And so our weight loss gets stalled before it begins. How can we possibly decide whether to embrace or avoid fats, carbs, sugar, dairy, gluten, wheat, grazing, and snacks?
In a recent article, Greatist.com counsels to “think of dieting like dating.”
“You wouldn’t choose to be in a relationship with someone you despise from day one, so why would you do that with the foods you eat. Every. Single. Day. You will quit the plan, you will learn to hate healthy eating, and you’ll probably end up more frustrated and confused than when you started.”
So if you love bread and pasta, don’t attempt to restrict your carbs. If you love dessert, avoid restricted sugar eating plans. If you enjoy waking up to a hearty breakfast or ending the day with a late-night snack, don’t buy into diets that prescribe huge lunches.
At the end of the day, “diet” is the wrong approach. But enjoying your food, honoring your hunger, and observing portion size – day in and day out – will all help you lose weight without finding it again, without the drama and heartbreak of a toxic relationship. To that end, remember these general guidelines:
Drink water, eat fiber. Both water and fiber-rich foods can battle bloat and better sync your gut and your brain so you stop eating when you’ve had your fill. Try crunching on zucchini and cucumber (not chips), popping frozen grapes as a late-night snack, and warming up with peppermint tea instead of soda.
Beware the “health halo.” That’s the blinding light surrounding certain foods that beguile us into eating badly when we think we’re making a healthy choice. For example: granola bars, protein shakes, veggie chips, fruit juice, and frozen yogurt. There’s nothing wrong with having these in moderation – just watch your portion size; otherwise sugar levels can approach that of a king-size candy bar.
Keep it real. Consoled with fat-free or sugar-free versions of your favorite food? The health halo strikes again. When food makers take out fat, they replace the lost flavor with sugar and salt. When they take out sugar, they replace the lost flavor with fat. All experts say to eat the regular version of anything, from cheddar to chocolate, in moderation. You’ll be far more satisfied.

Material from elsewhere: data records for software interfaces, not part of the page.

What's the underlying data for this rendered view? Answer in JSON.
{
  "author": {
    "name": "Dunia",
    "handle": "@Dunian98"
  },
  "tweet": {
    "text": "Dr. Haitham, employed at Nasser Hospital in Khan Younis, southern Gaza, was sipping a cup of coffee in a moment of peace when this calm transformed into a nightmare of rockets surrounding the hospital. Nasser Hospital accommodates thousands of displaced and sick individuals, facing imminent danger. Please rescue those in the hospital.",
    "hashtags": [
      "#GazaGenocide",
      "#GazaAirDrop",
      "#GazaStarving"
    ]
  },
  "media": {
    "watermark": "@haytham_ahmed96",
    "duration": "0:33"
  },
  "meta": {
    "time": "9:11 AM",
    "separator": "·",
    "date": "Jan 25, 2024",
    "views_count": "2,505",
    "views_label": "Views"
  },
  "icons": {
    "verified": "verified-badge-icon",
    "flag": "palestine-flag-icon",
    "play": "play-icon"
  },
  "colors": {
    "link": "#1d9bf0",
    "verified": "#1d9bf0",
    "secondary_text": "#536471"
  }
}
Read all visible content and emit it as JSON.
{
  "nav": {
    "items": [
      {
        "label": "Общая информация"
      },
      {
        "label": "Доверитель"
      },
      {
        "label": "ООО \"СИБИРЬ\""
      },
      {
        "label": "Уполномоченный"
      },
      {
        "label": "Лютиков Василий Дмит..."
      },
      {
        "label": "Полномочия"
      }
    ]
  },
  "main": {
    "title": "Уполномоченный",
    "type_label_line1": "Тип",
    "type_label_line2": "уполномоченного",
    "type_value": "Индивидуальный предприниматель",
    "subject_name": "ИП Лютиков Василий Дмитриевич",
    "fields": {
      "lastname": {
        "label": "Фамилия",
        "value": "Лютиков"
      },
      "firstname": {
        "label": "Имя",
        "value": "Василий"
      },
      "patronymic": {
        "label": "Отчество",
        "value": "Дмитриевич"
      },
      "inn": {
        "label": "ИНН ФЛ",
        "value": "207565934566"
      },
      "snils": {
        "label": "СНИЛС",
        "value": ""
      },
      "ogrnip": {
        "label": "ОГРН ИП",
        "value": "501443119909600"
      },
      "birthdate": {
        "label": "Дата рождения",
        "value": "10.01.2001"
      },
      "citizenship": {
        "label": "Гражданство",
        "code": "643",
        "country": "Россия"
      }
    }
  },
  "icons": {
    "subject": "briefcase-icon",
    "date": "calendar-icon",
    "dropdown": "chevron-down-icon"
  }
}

Savor and socialize. No need to shy away from dinner with family or friends! When you enjoy every bite, and every conversational bit, you will feel fuller much faster.

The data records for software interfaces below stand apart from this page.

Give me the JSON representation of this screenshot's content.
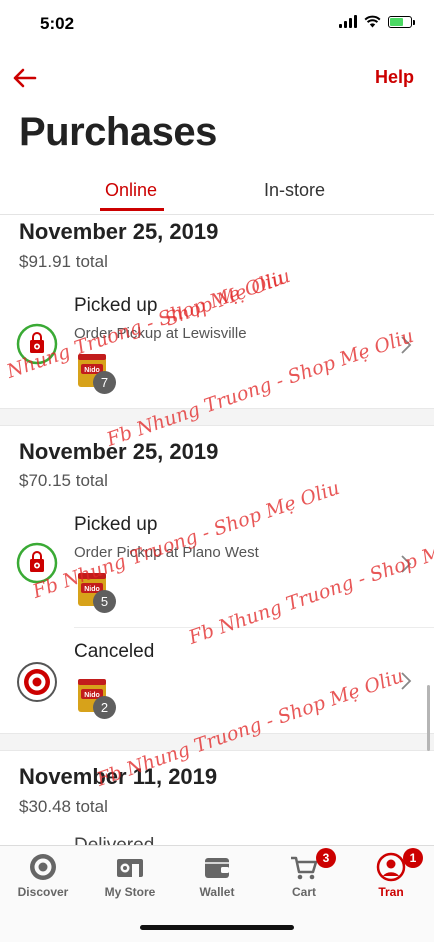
{
  "status_bar": {
    "time": "5:02"
  },
  "header": {
    "help_label": "Help"
  },
  "page": {
    "title": "Purchases"
  },
  "tabs": [
    {
      "label": "Online",
      "active": true
    },
    {
      "label": "In-store",
      "active": false
    }
  ],
  "orders": [
    {
      "date": "November 25, 2019",
      "total": "$91.91 total",
      "shipments": [
        {
          "status": "Picked up",
          "store": "Order Pickup at Lewisville",
          "icon": "pickup-bag-icon",
          "quantity": "7"
        }
      ]
    },
    {
      "date": "November 25, 2019",
      "total": "$70.15 total",
      "shipments": [
        {
          "status": "Picked up",
          "store": "Order Pickup at Plano West",
          "icon": "pickup-bag-icon",
          "quantity": "5"
        },
        {
          "status": "Canceled",
          "store": "",
          "icon": "target-logo-icon",
          "quantity": "2"
        }
      ]
    },
    {
      "date": "November 11, 2019",
      "total": "$30.48 total",
      "shipments": []
    }
  ],
  "product_label": "Nido",
  "tab_bar": [
    {
      "label": "Discover",
      "icon": "target-bullseye-icon",
      "badge": ""
    },
    {
      "label": "My Store",
      "icon": "store-icon",
      "badge": ""
    },
    {
      "label": "Wallet",
      "icon": "wallet-icon",
      "badge": ""
    },
    {
      "label": "Cart",
      "icon": "cart-icon",
      "badge": "3"
    },
    {
      "label": "Tran",
      "icon": "account-icon",
      "badge": "1",
      "active": true
    }
  ],
  "watermarks": [
    "Shop Mẹ Oliu",
    "Nhung Truong - Shop Mẹ Oliu",
    "Fb Nhung Truong - Shop Mẹ Oliu",
    "Fb Nhung Truong - Shop Mẹ Oliu",
    "Fb Nhung Truong - Shop Mẹ Oliu",
    "Fb Nhung Truong - Shop Mẹ Oliu"
  ],
  "colors": {
    "accent": "#cc0000",
    "pickup_ring": "#3aaa35",
    "badge": "#5f5f5f"
  }
}
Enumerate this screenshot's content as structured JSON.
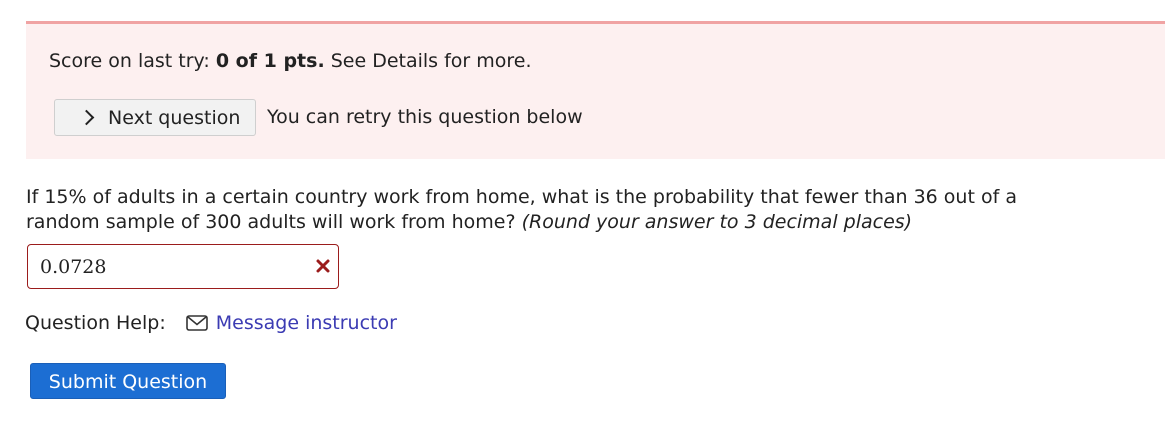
{
  "score": {
    "prefix": "Score on last try: ",
    "value": "0 of 1 pts.",
    "suffix": " See Details for more."
  },
  "next_button": {
    "label": "Next question"
  },
  "retry_note": "You can retry this question below",
  "question": {
    "text": "If 15% of adults in a certain country work from home, what is the probability that fewer than 36 out of a random sample of 300 adults will work from home? ",
    "instruction": "(Round your answer to 3 decimal places)"
  },
  "answer": {
    "value": "0.0728",
    "status": "incorrect",
    "status_icon": "x-icon",
    "status_color": "#9b1c1c"
  },
  "help": {
    "label": "Question Help:",
    "link_icon": "mail-icon",
    "link_label": "Message instructor",
    "link_color": "#3b3bb3"
  },
  "submit_button": {
    "label": "Submit Question",
    "color": "#1c6ed3"
  },
  "colors": {
    "score_panel_bg": "#fdf0f0",
    "score_panel_border": "#f0a3a3"
  }
}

Don’t skip meals! It messes with your metabolism and sets you up for more overeating. If you over-indulged at lunch or dinner, it’s okay. Make the next meal “green and clean”: lean protein, fish, vegetables, fruits, to keep your energy up and your willpower strong.

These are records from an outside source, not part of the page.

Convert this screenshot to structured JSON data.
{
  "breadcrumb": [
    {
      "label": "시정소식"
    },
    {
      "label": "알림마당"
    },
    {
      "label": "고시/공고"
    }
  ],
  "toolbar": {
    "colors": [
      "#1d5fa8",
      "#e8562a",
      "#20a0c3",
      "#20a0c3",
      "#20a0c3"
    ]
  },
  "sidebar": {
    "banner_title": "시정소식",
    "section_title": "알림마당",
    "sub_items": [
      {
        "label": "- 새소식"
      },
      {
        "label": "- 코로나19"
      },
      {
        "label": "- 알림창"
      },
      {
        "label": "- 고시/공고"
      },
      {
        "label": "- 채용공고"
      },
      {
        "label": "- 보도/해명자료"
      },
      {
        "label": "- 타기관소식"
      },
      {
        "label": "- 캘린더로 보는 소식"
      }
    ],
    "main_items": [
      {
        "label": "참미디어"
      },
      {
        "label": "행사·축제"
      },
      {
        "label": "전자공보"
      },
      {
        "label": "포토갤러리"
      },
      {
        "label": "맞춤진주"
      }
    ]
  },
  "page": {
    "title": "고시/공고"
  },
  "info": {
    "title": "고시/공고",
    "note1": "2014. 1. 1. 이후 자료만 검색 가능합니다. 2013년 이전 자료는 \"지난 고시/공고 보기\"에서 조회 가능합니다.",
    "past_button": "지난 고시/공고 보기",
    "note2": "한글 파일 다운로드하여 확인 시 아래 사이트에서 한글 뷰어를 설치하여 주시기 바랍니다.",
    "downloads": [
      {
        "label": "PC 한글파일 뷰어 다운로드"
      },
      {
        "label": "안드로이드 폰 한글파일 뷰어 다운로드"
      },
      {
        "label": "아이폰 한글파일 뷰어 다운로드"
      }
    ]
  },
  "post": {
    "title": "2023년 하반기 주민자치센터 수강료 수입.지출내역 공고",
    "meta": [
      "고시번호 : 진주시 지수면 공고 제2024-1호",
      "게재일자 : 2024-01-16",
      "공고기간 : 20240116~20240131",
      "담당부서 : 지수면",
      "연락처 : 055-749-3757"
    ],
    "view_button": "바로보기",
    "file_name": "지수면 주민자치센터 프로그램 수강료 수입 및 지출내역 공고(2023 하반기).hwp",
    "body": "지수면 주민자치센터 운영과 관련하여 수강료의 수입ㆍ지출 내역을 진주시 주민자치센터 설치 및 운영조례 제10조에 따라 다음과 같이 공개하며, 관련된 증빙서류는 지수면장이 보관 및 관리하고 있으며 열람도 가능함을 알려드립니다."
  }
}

Get enough sleep. Besides suppressing hormones that fuel hunger, eight hours of shut-eye means less incentive to nosh late at night, sharper focus in the morning, and more energy to jump into activities you enjoy.
We’ve all heard it: New Year, New You. We’ve done everything we’re
“supposed” to do: joined a gym, cleared the fridge, sharpened our pencils, upgraded our software, and installed that zen-like Meditation app on our phone.
Here’s the problem: most habits don’t have the sticking power to see you through 2017. You might start to break them before you even make them—and throw in the towel before you’ve even brought it to the gym. Maybe that’s because you (secretly) don’t like the treadmill; or you start to fidget when you’re told to “relax”; or a salad with dressing on the side just doesn’t fill you up. Understandably, willpower erodes quickly.
A new approach to change called the Fogg Method reboots the self-inflicted “torture” – think of any diet regimen, abandoned painting project, or dust-gathering gym pass – that inevitably crumbles, backfires, and drains our resources. The psychologist behind the method, B.J. Fogg, lists three steps to focus on training your brain to succeed at small adjustments, celebrate small victories, and draw confidence from them to create momentum and rewrite the “scripts” from inevitable failure to resounding success.